What is required ▸
Look through the listing below and report the lines that have the word "image" in them.

Record excerpts ▸
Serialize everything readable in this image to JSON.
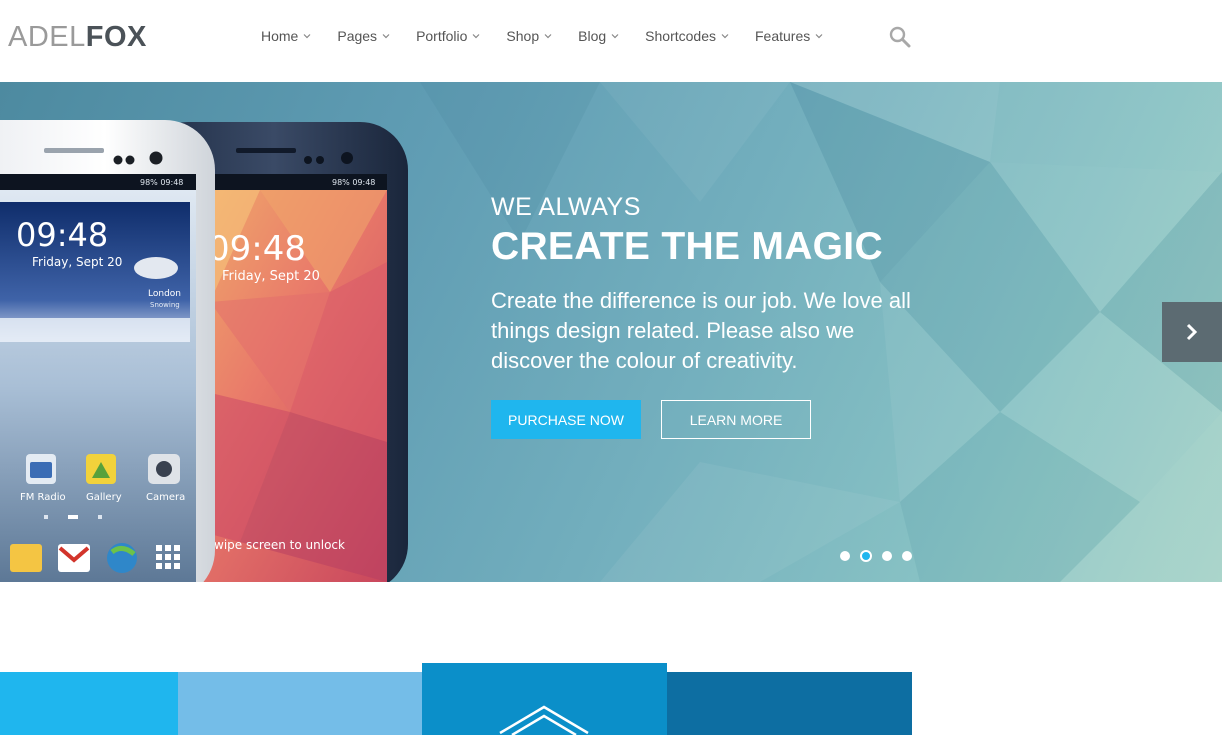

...

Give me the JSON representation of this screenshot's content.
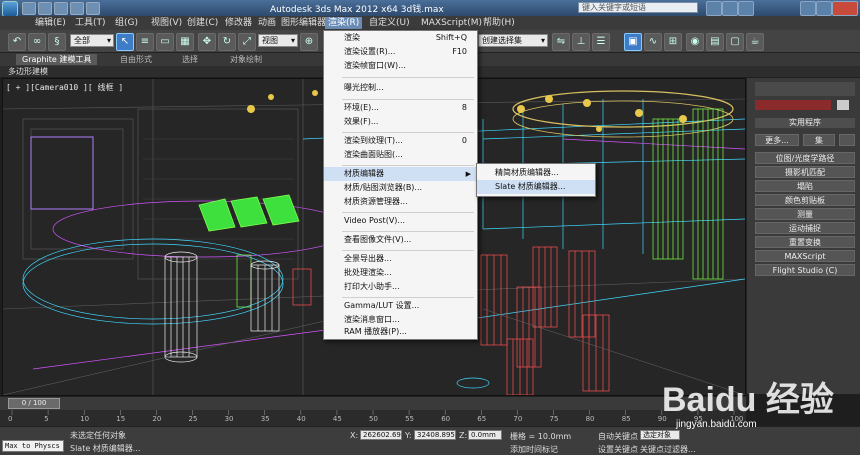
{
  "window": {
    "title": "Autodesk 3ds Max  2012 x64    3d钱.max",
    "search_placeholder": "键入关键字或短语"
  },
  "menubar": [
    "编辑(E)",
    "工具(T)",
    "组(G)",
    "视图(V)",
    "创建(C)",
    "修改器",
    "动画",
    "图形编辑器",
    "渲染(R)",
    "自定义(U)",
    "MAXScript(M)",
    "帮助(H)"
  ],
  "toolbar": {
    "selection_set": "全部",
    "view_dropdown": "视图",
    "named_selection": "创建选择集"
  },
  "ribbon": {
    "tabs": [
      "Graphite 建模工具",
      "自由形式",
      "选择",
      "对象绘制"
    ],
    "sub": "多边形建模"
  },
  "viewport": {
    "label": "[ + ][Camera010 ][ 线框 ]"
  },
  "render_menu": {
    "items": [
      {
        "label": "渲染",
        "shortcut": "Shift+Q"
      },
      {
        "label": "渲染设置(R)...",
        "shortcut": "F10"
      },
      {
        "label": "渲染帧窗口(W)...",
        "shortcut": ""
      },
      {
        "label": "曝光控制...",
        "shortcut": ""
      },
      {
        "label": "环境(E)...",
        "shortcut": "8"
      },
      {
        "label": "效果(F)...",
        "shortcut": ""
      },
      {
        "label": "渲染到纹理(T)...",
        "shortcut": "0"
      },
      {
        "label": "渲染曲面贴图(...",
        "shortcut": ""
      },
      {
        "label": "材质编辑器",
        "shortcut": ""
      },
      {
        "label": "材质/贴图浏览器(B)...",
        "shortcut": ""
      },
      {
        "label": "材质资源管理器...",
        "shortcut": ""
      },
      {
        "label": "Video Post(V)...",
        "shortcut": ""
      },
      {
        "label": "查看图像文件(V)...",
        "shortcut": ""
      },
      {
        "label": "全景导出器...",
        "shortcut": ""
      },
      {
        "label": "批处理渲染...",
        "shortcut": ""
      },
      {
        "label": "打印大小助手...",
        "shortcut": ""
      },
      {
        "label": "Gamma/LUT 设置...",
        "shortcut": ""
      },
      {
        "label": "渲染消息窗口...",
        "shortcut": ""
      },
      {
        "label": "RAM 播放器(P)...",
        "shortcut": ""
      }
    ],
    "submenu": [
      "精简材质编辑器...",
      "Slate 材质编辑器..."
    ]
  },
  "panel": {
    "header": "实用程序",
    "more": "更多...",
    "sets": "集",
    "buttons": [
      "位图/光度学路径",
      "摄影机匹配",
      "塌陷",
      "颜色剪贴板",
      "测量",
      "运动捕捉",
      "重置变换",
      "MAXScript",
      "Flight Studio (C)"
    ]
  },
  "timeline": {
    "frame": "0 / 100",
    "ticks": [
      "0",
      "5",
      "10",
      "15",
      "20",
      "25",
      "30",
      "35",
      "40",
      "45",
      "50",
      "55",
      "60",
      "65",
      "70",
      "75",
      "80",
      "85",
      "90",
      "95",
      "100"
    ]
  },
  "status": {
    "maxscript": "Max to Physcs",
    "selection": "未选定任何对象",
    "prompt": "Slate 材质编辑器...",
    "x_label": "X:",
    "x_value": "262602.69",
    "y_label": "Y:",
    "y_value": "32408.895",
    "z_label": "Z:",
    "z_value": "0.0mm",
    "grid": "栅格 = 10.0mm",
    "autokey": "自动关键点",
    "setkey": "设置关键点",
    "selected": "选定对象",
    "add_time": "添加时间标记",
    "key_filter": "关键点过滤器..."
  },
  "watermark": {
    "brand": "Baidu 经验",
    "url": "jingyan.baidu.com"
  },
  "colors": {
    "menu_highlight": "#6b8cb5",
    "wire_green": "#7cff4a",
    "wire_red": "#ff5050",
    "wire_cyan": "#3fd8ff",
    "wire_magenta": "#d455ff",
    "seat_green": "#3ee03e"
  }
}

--

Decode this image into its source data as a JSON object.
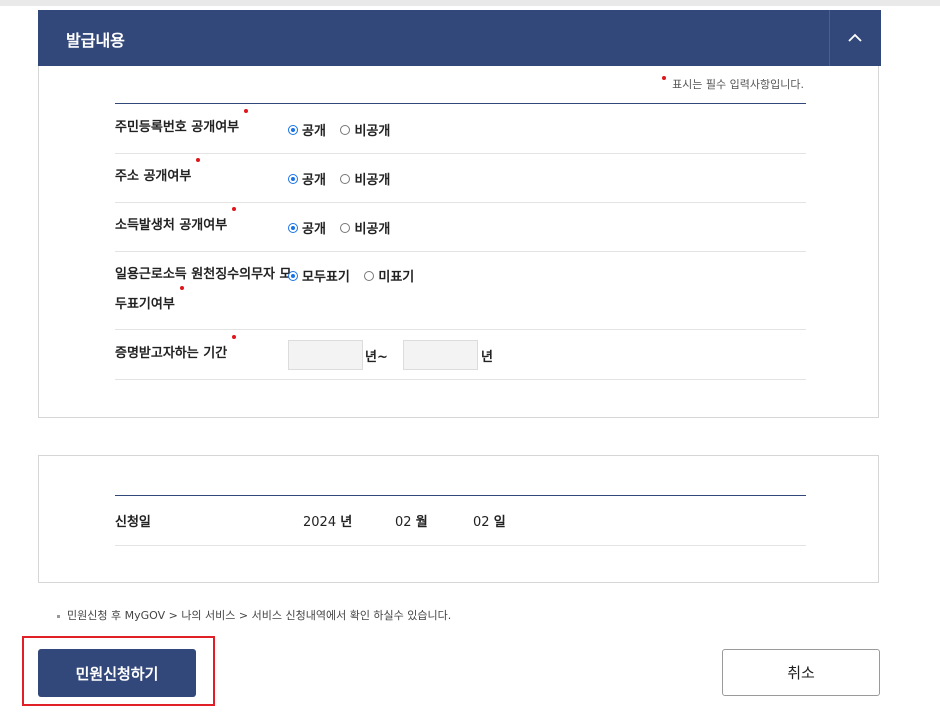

Finished exercise ▸
Serialize everything readable in this image to JSON.
Decode this image into its source data as a JSON object.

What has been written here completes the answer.